Over 70% of strokes and colon cancer can be avoided, as can at least 80% of heart disease and 90% of type 2 diabetes, and diet is a significant factor. Along with exercise and not smoking, developing good eating habits (less animal products, less processed food and more veggies and fruit) can help cut your risk of diabetes by 95%, your risk of heart attack by 80% and risk of a stroke by half.

Basic Tips

  • Be sure to check in every time you eat some fruits or vegetables. Select the number of servings you had at that meal. You can check in multiple times in a day. Try not to wait till the end of the day - it’s much more effective to check in right after you eat.
  • Use snack time to your advantage to help you reach your daily goal—replace crackers or cookies with carrots and hummus, berries, or an apple with nut butter.
  • Check one off the list before you even get to work by including a fruit and/or veggie in your breakfast. Green smoothie, anyone? Yogurt with fruit? Omelette with spinach, perhaps?
  • Aim to have at least one veggie on your plate at lunch and dinner, and the more the merrier. The dietary guidelines state to have half your plate covered with veggies.
  • Keep easy-to-eat fruit in your bag in case you get the emergency munchies. Bananas, apples, grapes, and berries are all convenient and easy to eat.
  • Raw veggies are also a great on-the-go snack—cut up cauliflower, broccoli, bell peppers, and/or carrots, and put them into a container to take on the road.
  • Eat fruit for dessert! Either on its own, with yogurt, or on ice cream if you’re having an indulgent treat.
  • Eat the rainbow—a variety of colors of produce in your diet guarantees you’ll be getting a wide range of nutrients.
  • The darker and more vibrant the vegetable, the better (except cauliflower, the pale powerhouse).

Shopping List

  • Farmers markets, farm stands, your garden, and the produce section at the grocery store are your new best friends. The more locally grown the better, as the produce will be fresher and have less of an environmental impact if it comes from nearby.
  • The frozen section is good too—being able to keep produce on hand is the best way to ensure you eat it!
  • Berries are the queen of the fruit category, containing less sugar and more antioxidants and fiber than others.
  • Be sure to stock up on leafy greens like kale, swiss chard, spinach, and broccoli—these guys are the kings of nutrition, and they are easy to cook.

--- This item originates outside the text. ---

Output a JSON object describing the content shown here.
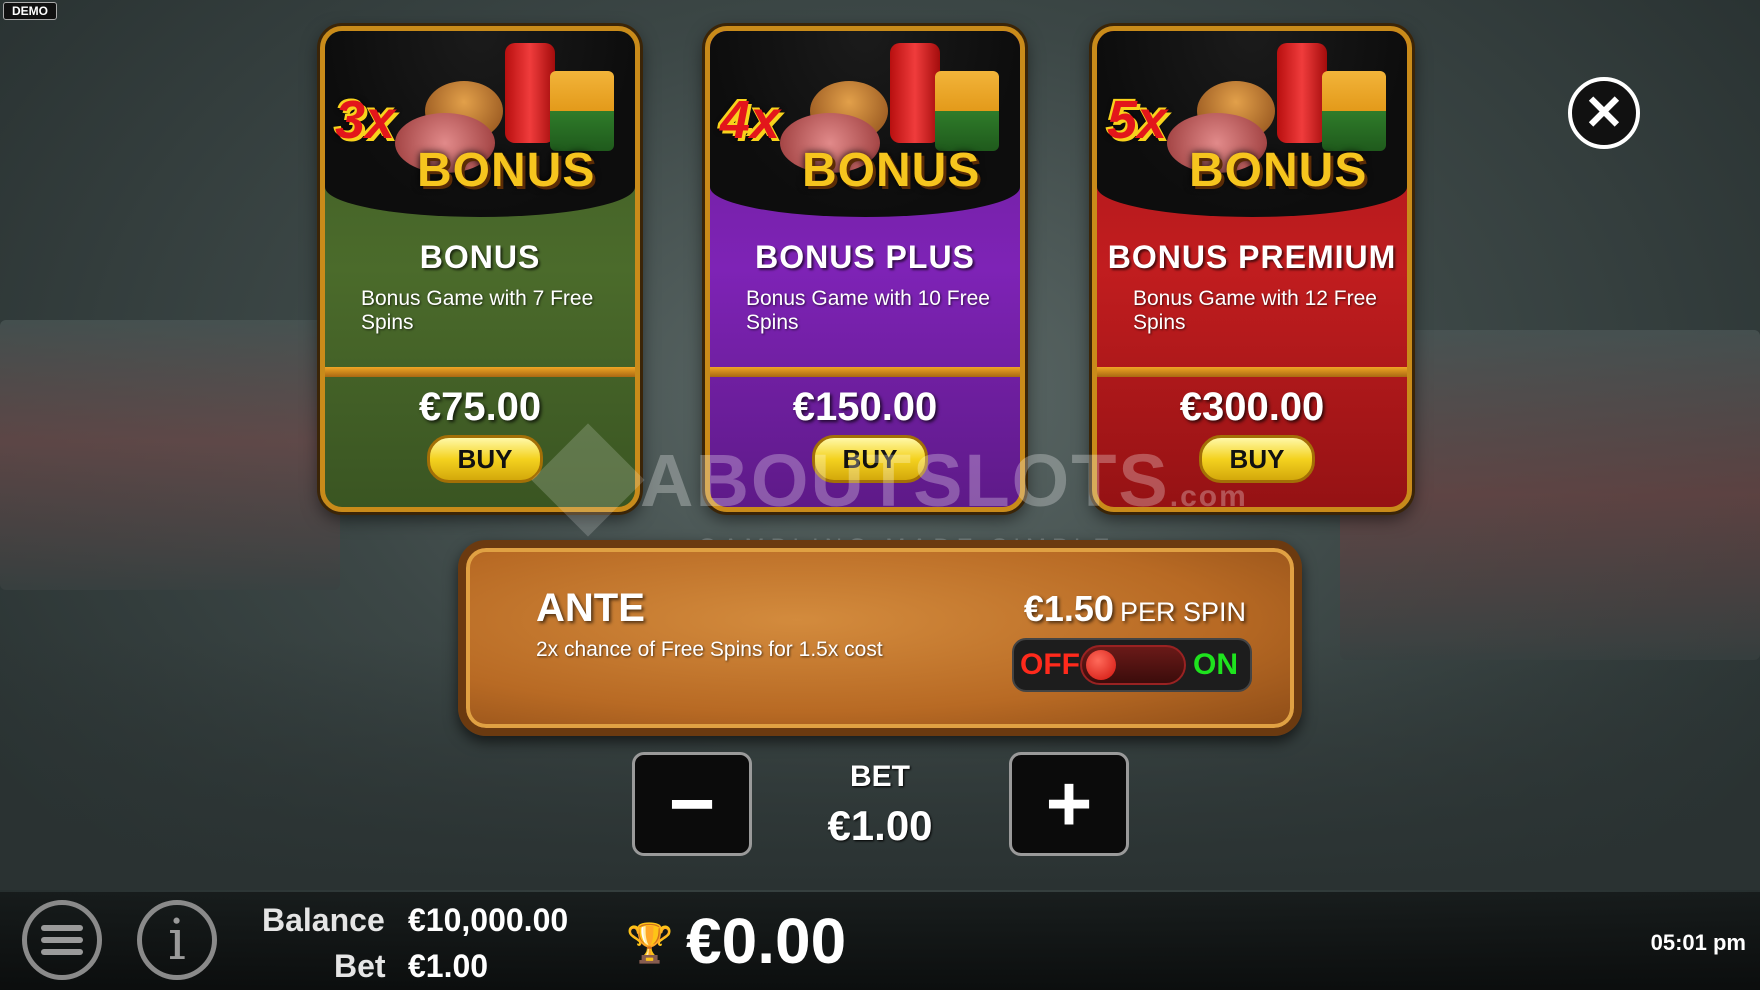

If you don’t have time to chop during the week you can chop all at once over the weekend and store your produce in a vented or perforated bag in your fridge. Or buy pre-chopped in a pinch, and let the grocery store do the heavy lifting for you.
  • Keep veggies that can be eaten raw as a snack, dipped in something, or cooked for dinner on hand—like zucchini, cauliflower, green beans, bell peppers and carrots. Their versatility increases the likelihood that you’ll eat them!


Grilled Nectarine Salad by annefood Grilled Nectarine Salad

Kale chips by annefood Kale Chips

Roasted butternut squash skewers by Newgent Roasted butternut squash skewers

Simple Green Beans with Shallots by annefood Green beans with shallots

Glazed Cauliflower “Wings” by Rachna Glazed Cauliflower Wings

Quick-fried Broccolini and Oyster Mushrooms by gingerandchorizo Broccolini and Oyster Mushrooms

Carrot Ginger Soupt by chefshauna Carrot Ginger Soupt

Rainbow Vegetable Tian by SarahPhillips Rainbow vegetable tian

One-pan Fig and Vegetable Roast Chicken by annefood Fig and Vegetable Roast Chicken

Summer Berry Tart by JenniferEmilson Summer Berry Tart

Smart Things To Read And Watch

Note: Diet ID is not focused on the number on the scale. Weight loss can be a byproduct of developing healthier eating habits, but if you have questions about your weight, please contact your physician.